LONDON (CNN) -- British police have arrested a couple on suspicion of holding three women captive for more than 30 years, Scotland Yard announced Thursday.
Officers from the Human Trafficking Unit arrested the man and woman, both 67, at their Lambeth, south London home early Thursday as part of an investigation into slavery and domestic servitude, the Metropolitan Police said. They are in custody.
The "highly traumatized" victims -- a 69-year-old Malaysian woman, 57-year-old Irish woman and 30-year-old Briton -- have been taken to a place of safety and are being cared for by a charity, the Metropolitan Police said.
Police said they'd been alerted in October to the situation by Freedom Charity, which got a phone call from a woman saying "she had been held against her will in a house in London for more than 30 years."
"We have launched an extensive investigation to establish the facts surrounding these very serious allegations," Detective Inspector Kevin Hyland said.
"We've established that all three women were held in this situation for at least 30 years.

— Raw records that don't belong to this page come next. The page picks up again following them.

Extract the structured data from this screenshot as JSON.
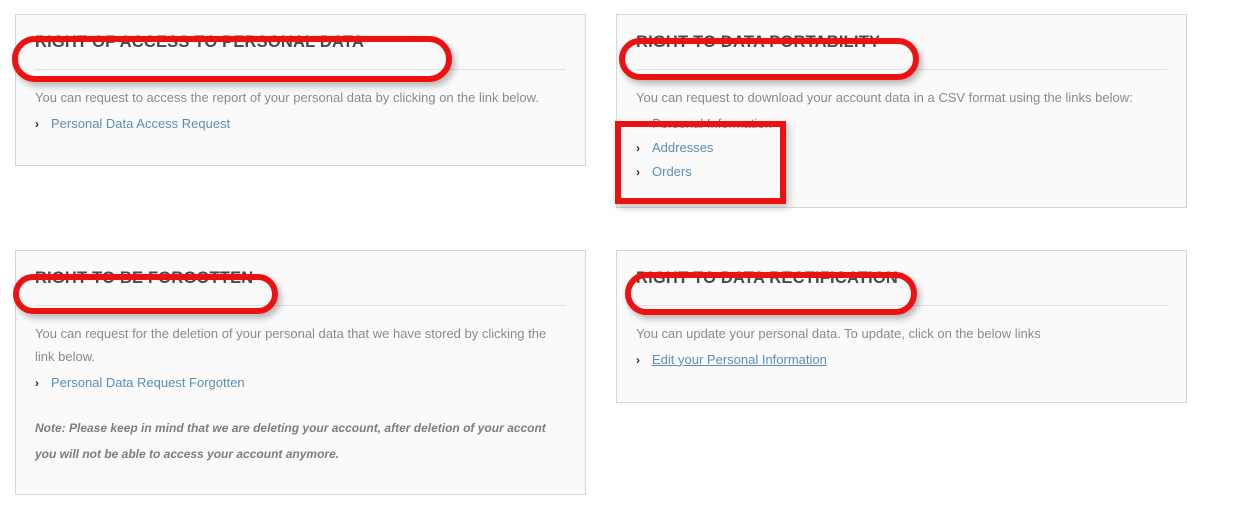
{
  "page": {
    "background_color": "#ffffff",
    "panel_background_color": "#fafafa",
    "panel_border_color": "#d6d6d6",
    "heading_color": "#4a4a4a",
    "body_text_color": "#8a8a8a",
    "link_color": "#5a8fb5",
    "annotation_color": "#ee1111"
  },
  "panels": {
    "access": {
      "title": "RIGHT OF ACCESS TO PERSONAL DATA",
      "description": "You can request to access the report of your personal data by clicking on the link below.",
      "links": [
        {
          "label": "Personal Data Access Request",
          "icon": "chevron-right-icon",
          "underlined": false
        }
      ]
    },
    "portability": {
      "title": "RIGHT TO DATA PORTABILITY",
      "description": "You can request to download your account data in a CSV format using the links below:",
      "links": [
        {
          "label": "Personal Information",
          "icon": "chevron-right-icon",
          "underlined": false
        },
        {
          "label": "Addresses",
          "icon": "chevron-right-icon",
          "underlined": false
        },
        {
          "label": "Orders",
          "icon": "chevron-right-icon",
          "underlined": false
        }
      ]
    },
    "forgotten": {
      "title": "RIGHT TO BE FORGOTTEN",
      "description": "You can request for the deletion of your personal data that we have stored by clicking the link below.",
      "links": [
        {
          "label": "Personal Data Request Forgotten",
          "icon": "chevron-right-icon",
          "underlined": false
        }
      ],
      "note": "Note: Please keep in mind that we are deleting your account, after deletion of your accont you will not be able to access your account anymore."
    },
    "rectification": {
      "title": "RIGHT TO DATA RECTIFICATION",
      "description": "You can update your personal data. To update, click on the below links",
      "links": [
        {
          "label": "Edit your Personal Information",
          "icon": "chevron-right-icon",
          "underlined": true
        }
      ]
    }
  },
  "icons": {
    "chevron": "›"
  },
  "annotations": [
    {
      "name": "annotation-access-title",
      "shape": "rounded-rectangle"
    },
    {
      "name": "annotation-portability-title",
      "shape": "rounded-rectangle"
    },
    {
      "name": "annotation-portability-links",
      "shape": "rectangle"
    },
    {
      "name": "annotation-forgotten-title",
      "shape": "rounded-rectangle"
    },
    {
      "name": "annotation-rectification-title",
      "shape": "rounded-rectangle"
    }
  ]
}
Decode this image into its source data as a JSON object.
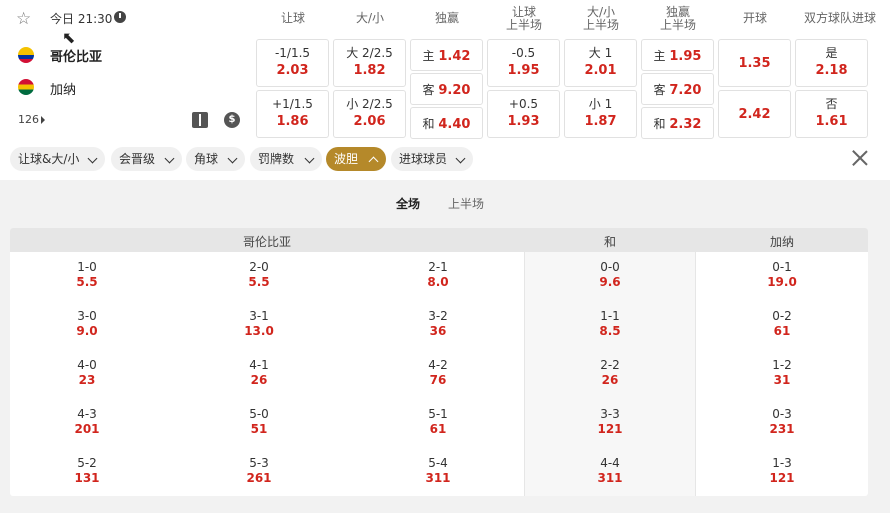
{
  "match": {
    "time": "今日 21:30",
    "home": "哥伦比亚",
    "away": "加纳",
    "market_count": "126"
  },
  "headers": {
    "handicap": "让球",
    "over_under": "大/小",
    "moneyline": "独赢",
    "handicap_half_1": "让球",
    "handicap_half_2": "上半场",
    "ou_half_1": "大/小",
    "ou_half_2": "上半场",
    "ml_half_1": "独赢",
    "ml_half_2": "上半场",
    "first_goal": "开球",
    "btts": "双方球队进球"
  },
  "odds": {
    "handicap": [
      {
        "line": "-1/1.5",
        "value": "2.03"
      },
      {
        "line": "+1/1.5",
        "value": "1.86"
      }
    ],
    "over_under": [
      {
        "line": "大 2/2.5",
        "value": "1.82"
      },
      {
        "line": "小 2/2.5",
        "value": "2.06"
      }
    ],
    "moneyline": [
      {
        "label": "主",
        "value": "1.42"
      },
      {
        "label": "客",
        "value": "9.20"
      },
      {
        "label": "和",
        "value": "4.40"
      }
    ],
    "handicap_half": [
      {
        "line": "-0.5",
        "value": "1.95"
      },
      {
        "line": "+0.5",
        "value": "1.93"
      }
    ],
    "ou_half": [
      {
        "line": "大 1",
        "value": "2.01"
      },
      {
        "line": "小 1",
        "value": "1.87"
      }
    ],
    "ml_half": [
      {
        "label": "主",
        "value": "1.95"
      },
      {
        "label": "客",
        "value": "7.20"
      },
      {
        "label": "和",
        "value": "2.32"
      }
    ],
    "first_goal": [
      "1.35",
      "2.42"
    ],
    "btts": [
      {
        "label": "是",
        "value": "2.18"
      },
      {
        "label": "否",
        "value": "1.61"
      }
    ]
  },
  "filters": [
    "让球&大/小",
    "会晋级",
    "角球",
    "罚牌数",
    "波胆",
    "进球球员"
  ],
  "active_filter": "波胆",
  "periods": [
    "全场",
    "上半场"
  ],
  "correct_score": {
    "headers": {
      "home": "哥伦比亚",
      "draw": "和",
      "away": "加纳"
    },
    "home": [
      [
        {
          "s": "1-0",
          "o": "5.5"
        },
        {
          "s": "2-0",
          "o": "5.5"
        },
        {
          "s": "2-1",
          "o": "8.0"
        }
      ],
      [
        {
          "s": "3-0",
          "o": "9.0"
        },
        {
          "s": "3-1",
          "o": "13.0"
        },
        {
          "s": "3-2",
          "o": "36"
        }
      ],
      [
        {
          "s": "4-0",
          "o": "23"
        },
        {
          "s": "4-1",
          "o": "26"
        },
        {
          "s": "4-2",
          "o": "76"
        }
      ],
      [
        {
          "s": "4-3",
          "o": "201"
        },
        {
          "s": "5-0",
          "o": "51"
        },
        {
          "s": "5-1",
          "o": "61"
        }
      ],
      [
        {
          "s": "5-2",
          "o": "131"
        },
        {
          "s": "5-3",
          "o": "261"
        },
        {
          "s": "5-4",
          "o": "311"
        }
      ]
    ],
    "draw": [
      {
        "s": "0-0",
        "o": "9.6"
      },
      {
        "s": "1-1",
        "o": "8.5"
      },
      {
        "s": "2-2",
        "o": "26"
      },
      {
        "s": "3-3",
        "o": "121"
      },
      {
        "s": "4-4",
        "o": "311"
      }
    ],
    "away": [
      {
        "s": "0-1",
        "o": "19.0"
      },
      {
        "s": "0-2",
        "o": "61"
      },
      {
        "s": "1-2",
        "o": "31"
      },
      {
        "s": "0-3",
        "o": "231"
      },
      {
        "s": "1-3",
        "o": "121"
      }
    ]
  },
  "icons": {
    "favorite": "star-icon",
    "clock": "clock-icon",
    "pitch": "pitch-icon",
    "money": "dollar-icon",
    "close": "close-icon"
  },
  "colors": {
    "odds": "#d1251d",
    "active_chip": "#b5892a"
  }
}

They did have some controlled freedom."
Hyland praised the actions of Freedom Charity and said police were working with the organization to support the victims.
"They are extremely traumatized, which explains the discrepancy between when the Freedom Charity were contacted and the arrests were made," he said. "It would be wrong of us to move at a pace that would further traumatize any victims."
Hyland said police were unsure where the youngest victim had been born, "but she appears to have been in servitude for her entire life."
Police had seen no evidence of sexual abuse, he said. "We're very early in the investigation, we're not investigating offenses of a sexual nature, there haven't been any arrests of a sexual nature, so that's the circumstances at the moment."
Hyland said it was an unprecedented case for the Met's Human Trafficking Unit: "We've seen some cases where people have been held for up to 10 years, but we've never seen anything of this magnitude before."
A television documentary on forced marriages relating to the work of Freedom Charity prompted one of the victims to call for help.
Freedom Charity spokeswoman Aneeta Prem said the organization had taken "immediate action" to plan a rescue after learning of the women's situation.
"Facilitating their escape was achieved using utmost sensitivity and secrecy and with the safety of the women as our primary concern," she said, describing the work of those involved as "outstanding."
CNN's Max Foster said police had told him that the women had been released in October after sensitive negotiations by the charity.
The charity had worked to gain their trust and coax them out of the house, communicating through prearranged phone calls.
"Over time they built up that trust, the police gathered outside the house and then they had the confidence to leave the house," Foster said. "It seems to have taken place in a suburban area of south London, in an ordinary street."
UK Special Envoy for Human Trafficking Anthony Steen told CNN he was unsurprised by the case as there were likely to be many cases of domestic slavery in the country.
"We don't know the number but we know it's pretty huge. Domestics are hidden away," he said.
"The difference between slavery when it was manifest in America -- as it was in England -- was that you could see it everywhere," Steen said. "Since then having abolished it, it's grown, it's got bigger and bigger -- in fact they say it's between 10 and 20 times the size it was in the 1800s."
Steen said the largest number of people involved in slavery in Britain were in brothels, and that group was followed by men held against their will in debt bondage.